CSI Interdisciplinary Projects

Work across content areas with an engaging project that highlights higher-level thinking, teamwork, and a STEM focus.

By Elijah Ammen


CSI hat, caution tape

At some point, nearly all of us have yelled at the fictitious detectives contained in our TV screens, pointing out the obvious suspect who won’t be caught until the end of the 40-minute procedural. As we play armchair detective, we’re sure that we would be super sleuths if we were in the same position.

Our kids have probably experienced the same feelings, with the avalanche of crime scene shows on television. While real crime scene investigations are hardly the same as they are on TV, that interest is a great way to introduce young learners to an amalgam of science, math, logic, mapping, documenting, and reasoning skills.

Using a mock crime scene is a simple and exciting way to apply skills from the classroom into an interdisciplinary project that is student-driven, team-oriented, and an exercise in higher-level reasoning. Here are a few tips to make your mock crime scene a success.

Hype is Half the Battle

Make your class feel like they’re actually detectives by adding official touches. A quick trip to the store can supply you with caution tape and official badges. Have one student in charge of checking people in and out of the crime scene, emphasizing the importance of keeping the crime scene uncontaminated. Have someone who is professionally dressed debrief your students with the surrounding details of the case before they enter the scene.

Here are some supplies that can help make your crime scene seem more official:

  • Caution tape
  • Evidence bags (even just ziplocs)
  • Cotton swabs (for blood or liquids)
  • Cameras
  • Evidence logs/graph paper to map the objects in the room
  • Plastic gloves
  • Tyvac suits (hard to find—but they look very official)
  • FBI/Security shirts or jackets

Keep it Simple

When you create your crime scene, you don’t even need to have a complete story in place. This is modeled on reality, not an elaborate "whodunit." Scatter random objects in a room, even things like hair or a spilled drink. For younger ages, you could have the scene of a robbery; for older, you could have a homicide. Halloween or costume supply stores have fake blood that is easy to remove. Impress on your investigators that everything is evidence. Push them to hunt closely to consider every detail; every hair, every footprint, every item could have a clue.
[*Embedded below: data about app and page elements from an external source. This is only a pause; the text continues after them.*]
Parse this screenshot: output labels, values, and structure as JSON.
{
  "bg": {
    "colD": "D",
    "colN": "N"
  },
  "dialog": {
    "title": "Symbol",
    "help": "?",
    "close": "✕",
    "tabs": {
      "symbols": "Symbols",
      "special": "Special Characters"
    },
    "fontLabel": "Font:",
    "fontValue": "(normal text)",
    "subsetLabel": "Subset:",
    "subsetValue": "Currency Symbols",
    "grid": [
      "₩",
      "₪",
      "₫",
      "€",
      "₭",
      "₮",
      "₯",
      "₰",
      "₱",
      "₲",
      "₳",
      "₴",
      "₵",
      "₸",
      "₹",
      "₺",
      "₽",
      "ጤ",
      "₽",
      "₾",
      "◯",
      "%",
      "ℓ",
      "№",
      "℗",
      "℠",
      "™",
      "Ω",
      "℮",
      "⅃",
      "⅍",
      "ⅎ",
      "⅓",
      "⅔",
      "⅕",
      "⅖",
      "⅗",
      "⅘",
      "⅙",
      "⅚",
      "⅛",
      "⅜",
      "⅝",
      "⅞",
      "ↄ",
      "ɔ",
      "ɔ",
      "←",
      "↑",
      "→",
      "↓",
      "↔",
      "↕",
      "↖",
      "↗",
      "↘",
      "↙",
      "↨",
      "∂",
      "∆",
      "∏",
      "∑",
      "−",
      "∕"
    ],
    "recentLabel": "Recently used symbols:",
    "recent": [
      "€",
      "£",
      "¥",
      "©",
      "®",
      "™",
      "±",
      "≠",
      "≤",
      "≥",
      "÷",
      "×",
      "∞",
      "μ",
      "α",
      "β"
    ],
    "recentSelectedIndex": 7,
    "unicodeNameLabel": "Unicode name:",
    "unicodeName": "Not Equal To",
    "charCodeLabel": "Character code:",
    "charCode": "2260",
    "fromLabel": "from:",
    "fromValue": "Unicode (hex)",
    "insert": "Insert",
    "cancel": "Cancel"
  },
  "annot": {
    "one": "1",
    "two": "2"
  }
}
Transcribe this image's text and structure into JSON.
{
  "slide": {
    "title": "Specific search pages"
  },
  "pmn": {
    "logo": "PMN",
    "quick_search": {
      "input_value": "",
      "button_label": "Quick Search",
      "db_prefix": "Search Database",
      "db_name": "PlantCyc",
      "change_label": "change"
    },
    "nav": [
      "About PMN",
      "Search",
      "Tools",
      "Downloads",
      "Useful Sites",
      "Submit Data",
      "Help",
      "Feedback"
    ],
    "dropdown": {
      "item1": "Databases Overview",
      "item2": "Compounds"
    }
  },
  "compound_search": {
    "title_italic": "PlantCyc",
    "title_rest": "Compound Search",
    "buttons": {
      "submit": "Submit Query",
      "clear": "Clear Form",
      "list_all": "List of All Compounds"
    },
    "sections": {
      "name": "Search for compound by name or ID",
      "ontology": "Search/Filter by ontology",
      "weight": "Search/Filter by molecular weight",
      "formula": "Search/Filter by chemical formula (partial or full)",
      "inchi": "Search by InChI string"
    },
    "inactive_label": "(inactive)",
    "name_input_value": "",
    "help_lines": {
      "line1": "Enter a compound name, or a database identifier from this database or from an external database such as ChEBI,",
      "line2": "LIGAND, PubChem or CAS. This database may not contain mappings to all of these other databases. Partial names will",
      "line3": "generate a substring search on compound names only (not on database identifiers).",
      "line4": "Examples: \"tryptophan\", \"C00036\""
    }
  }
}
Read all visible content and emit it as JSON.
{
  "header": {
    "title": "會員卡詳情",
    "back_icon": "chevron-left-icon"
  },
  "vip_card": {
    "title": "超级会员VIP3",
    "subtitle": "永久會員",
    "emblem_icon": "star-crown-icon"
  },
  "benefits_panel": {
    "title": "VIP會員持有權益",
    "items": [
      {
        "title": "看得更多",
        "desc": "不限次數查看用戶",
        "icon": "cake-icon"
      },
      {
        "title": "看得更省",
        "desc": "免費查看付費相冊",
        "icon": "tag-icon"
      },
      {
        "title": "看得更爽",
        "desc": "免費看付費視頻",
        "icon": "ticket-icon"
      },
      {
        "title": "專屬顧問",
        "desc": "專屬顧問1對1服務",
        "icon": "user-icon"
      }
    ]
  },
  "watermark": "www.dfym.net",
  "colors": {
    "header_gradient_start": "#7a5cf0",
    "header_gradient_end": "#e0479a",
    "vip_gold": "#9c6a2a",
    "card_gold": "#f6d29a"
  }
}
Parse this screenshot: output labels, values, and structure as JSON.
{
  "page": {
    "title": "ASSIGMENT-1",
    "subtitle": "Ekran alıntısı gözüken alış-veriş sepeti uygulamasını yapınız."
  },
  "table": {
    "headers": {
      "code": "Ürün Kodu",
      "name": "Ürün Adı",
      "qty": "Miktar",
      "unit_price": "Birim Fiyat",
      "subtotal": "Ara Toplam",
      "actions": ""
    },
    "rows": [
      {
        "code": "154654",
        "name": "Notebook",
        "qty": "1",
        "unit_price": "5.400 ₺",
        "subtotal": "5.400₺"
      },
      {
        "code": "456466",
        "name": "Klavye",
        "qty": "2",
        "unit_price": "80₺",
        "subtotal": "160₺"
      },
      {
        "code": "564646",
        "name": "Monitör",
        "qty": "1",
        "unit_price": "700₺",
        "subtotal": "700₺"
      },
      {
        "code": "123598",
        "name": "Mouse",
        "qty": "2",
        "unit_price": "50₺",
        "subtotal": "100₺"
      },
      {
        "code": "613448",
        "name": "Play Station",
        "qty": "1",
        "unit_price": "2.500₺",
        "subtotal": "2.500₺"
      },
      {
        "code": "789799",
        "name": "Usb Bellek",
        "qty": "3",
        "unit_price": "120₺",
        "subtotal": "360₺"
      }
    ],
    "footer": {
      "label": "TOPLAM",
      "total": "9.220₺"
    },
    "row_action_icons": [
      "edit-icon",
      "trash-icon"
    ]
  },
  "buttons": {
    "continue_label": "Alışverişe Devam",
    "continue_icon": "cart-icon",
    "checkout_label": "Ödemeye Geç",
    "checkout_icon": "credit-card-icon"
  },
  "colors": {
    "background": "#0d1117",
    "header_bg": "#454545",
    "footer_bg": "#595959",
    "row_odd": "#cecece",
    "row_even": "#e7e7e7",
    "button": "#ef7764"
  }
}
Step Aside

Once you brief your class on what to look for, photograph, and collect, turn them loose. This allows them to make their own conclusions, create their own processes, and work as a group. Have your class divided into groups, so that each student has a specific role. Here are some suggestions:

  • Team leader (in charge of security and assists other members)
  • Photographer (documents scene first)
  • Mapper (draws out the room with exact measurements of items)
  • Evidence collector (bags and tags items)

Once each team has their roles, let them decide how to approach the crime scene, and what conclusions they make. Collaborative skills are just as essential to children as academic knowledge. By giving them this freedom, you are giving them a chance to practice.

Deliberate Synthesis

The crime scene is your launch event. The true interdisciplinary work happens after the evidence collection, when you take that data and use it in the classroom. Here are a few suggestions:

  • English: Have the class write up official reports on the items in the crime scene, emphasizing precision and thoroughness. Then, have them make inferences about what the items could mean, as well as next steps for the investigation.
  • Math: Use the measurements from the crime scene to teach basic algebra and geometry. You can take two measurements and find the distance of the third line of a triangle, or use the distance between footprints to estimate the height of a suspect.
  • Science: Teach about the composition of blood, or the effects of weather or erosion on evidence. Study fingerprints and the different patterns by using ink and putting fingerprints on balloons—when the balloon is blown up, the fingerprint is visible.

The directions you could take this subject matter are innumerable. However, it is most beneficial to have a way to synthesize the connections between subjects. Have a mini-science fair with board presentations, or portfolios of the group work. When classes see the interconnectivity of subjects, they are more willing to work in all content areas.

Lesson Planet Resources:

Geometry CSI lesson

Compare, make predictions, identify patterns, and use 9th- 12th Geometry in this CSI-themed lesson.

Math Concepts

Teach congruence and similarity through a crime scene investigation.

Chemistry Perspective

Looking for more advanced work? Incorporate chemistry into your investigation.